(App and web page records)
__________________________________________________
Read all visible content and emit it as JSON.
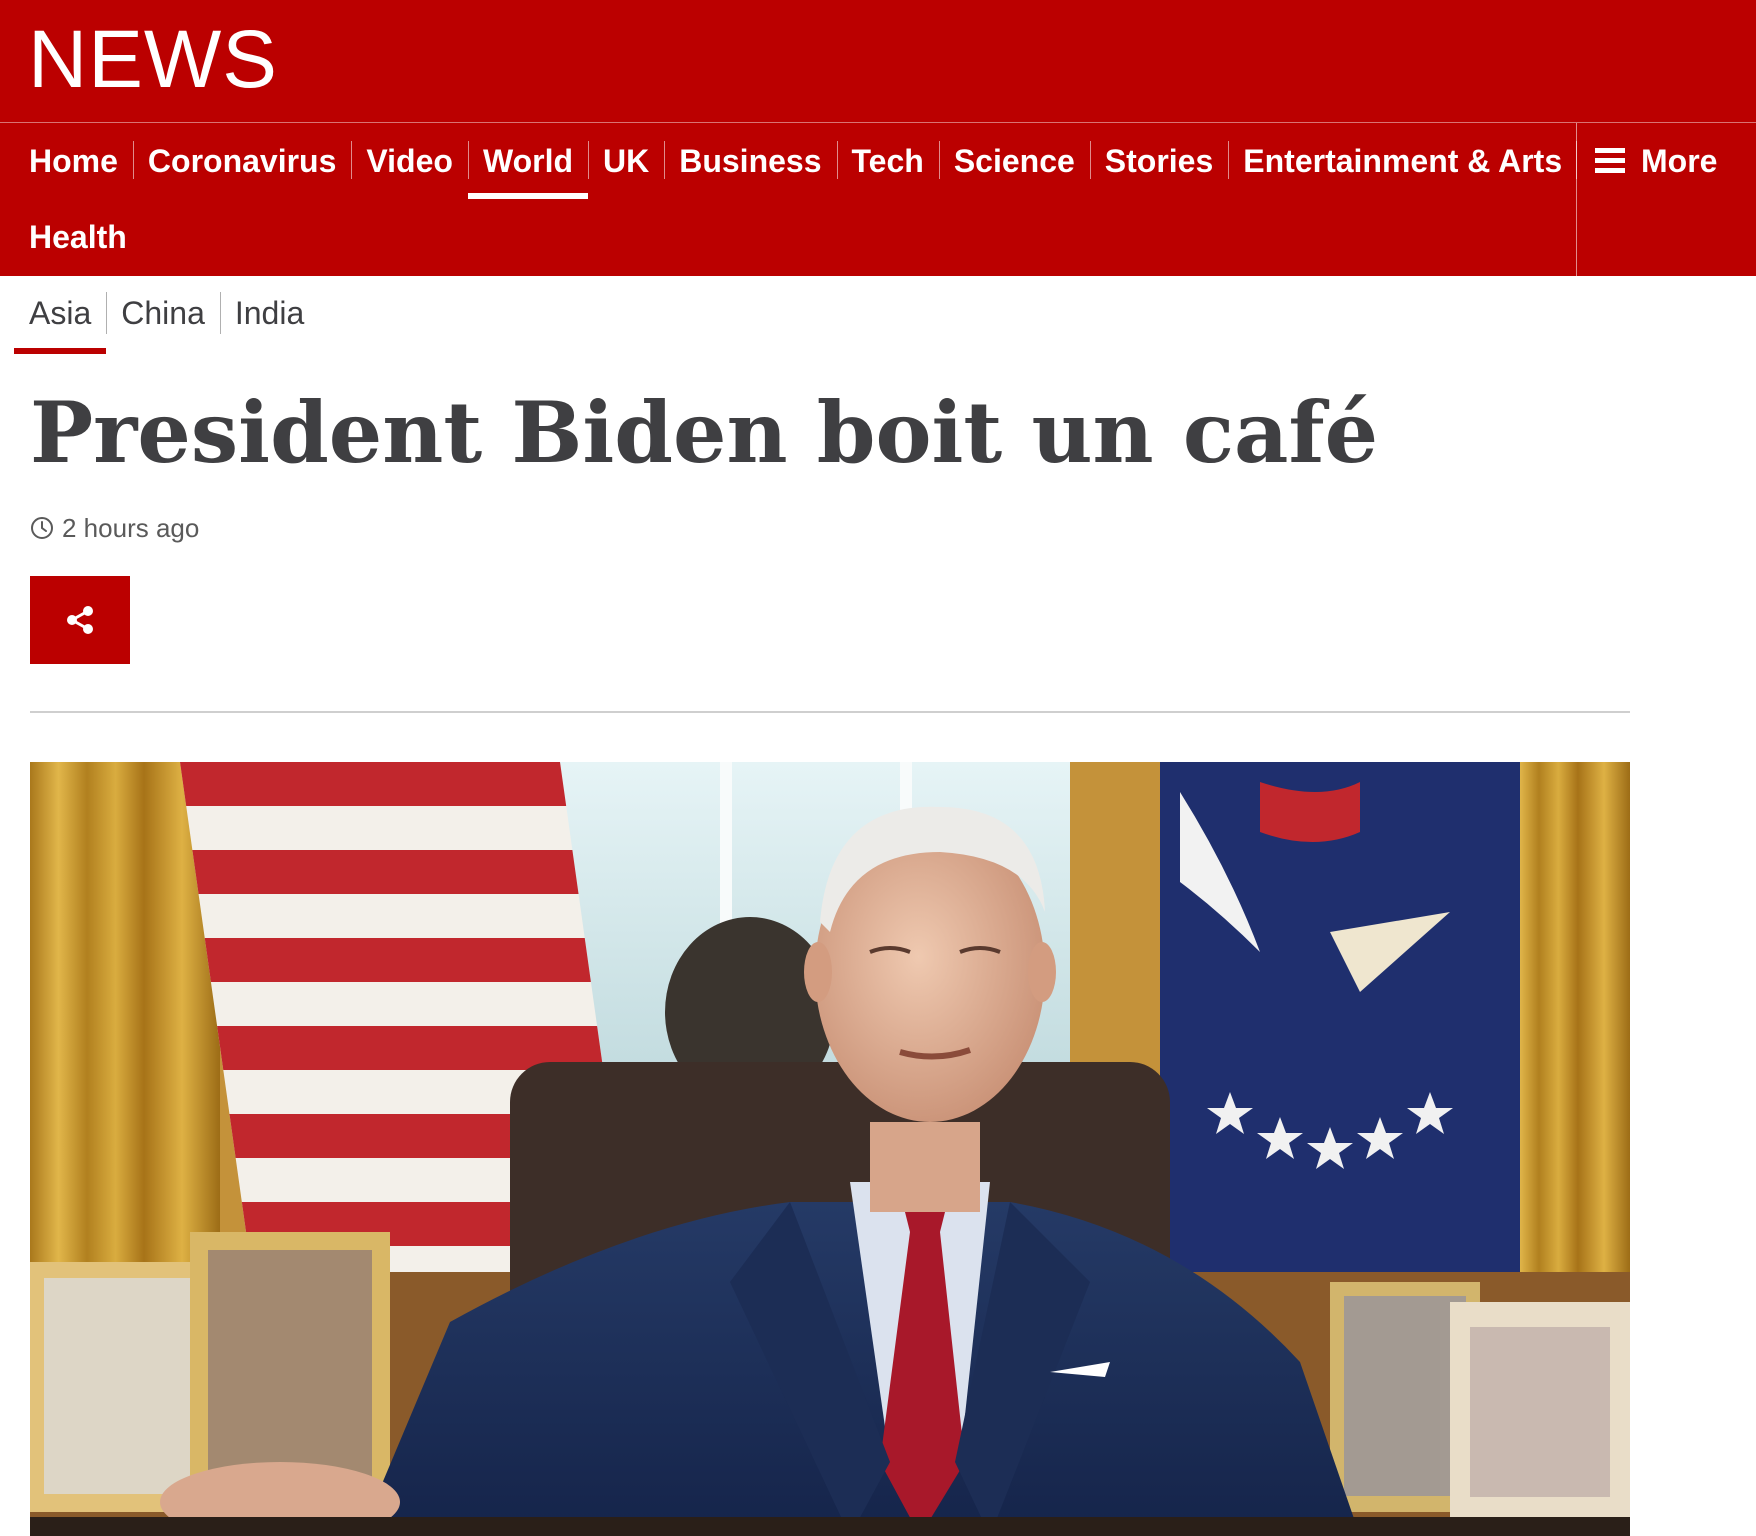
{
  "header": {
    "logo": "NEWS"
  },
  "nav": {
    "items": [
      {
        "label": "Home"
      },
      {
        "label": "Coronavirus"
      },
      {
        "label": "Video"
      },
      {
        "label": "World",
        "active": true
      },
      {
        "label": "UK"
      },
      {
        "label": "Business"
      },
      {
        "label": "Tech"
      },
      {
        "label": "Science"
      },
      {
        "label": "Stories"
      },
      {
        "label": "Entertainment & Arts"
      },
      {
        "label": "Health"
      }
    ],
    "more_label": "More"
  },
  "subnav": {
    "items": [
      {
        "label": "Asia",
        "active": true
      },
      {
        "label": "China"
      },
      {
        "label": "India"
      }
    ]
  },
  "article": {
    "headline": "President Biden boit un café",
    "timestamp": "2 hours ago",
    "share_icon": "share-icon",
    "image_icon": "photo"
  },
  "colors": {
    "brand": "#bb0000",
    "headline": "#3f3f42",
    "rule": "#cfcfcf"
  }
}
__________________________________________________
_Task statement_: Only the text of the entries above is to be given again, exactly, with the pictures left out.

_Result of the task_:
Read all visible content and emit it as JSON.
{
  "header": {
    "logo": "NEWS"
  },
  "nav": {
    "items": [
      {
        "label": "Home"
      },
      {
        "label": "Coronavirus"
      },
      {
        "label": "Video"
      },
      {
        "label": "World",
        "active": true
      },
      {
        "label": "UK"
      },
      {
        "label": "Business"
      },
      {
        "label": "Tech"
      },
      {
        "label": "Science"
      },
      {
        "label": "Stories"
      },
      {
        "label": "Entertainment & Arts"
      },
      {
        "label": "Health"
      }
    ],
    "more_label": "More"
  },
  "subnav": {
    "items": [
      {
        "label": "Asia",
        "active": true
      },
      {
        "label": "China"
      },
      {
        "label": "India"
      }
    ]
  },
  "article": {
    "headline": "President Biden boit un café",
    "timestamp": "2 hours ago",
    "share_icon": "share-icon",
    "image_icon": "photo"
  },
  "colors": {
    "brand": "#bb0000",
    "headline": "#3f3f42",
    "rule": "#cfcfcf"
  }
}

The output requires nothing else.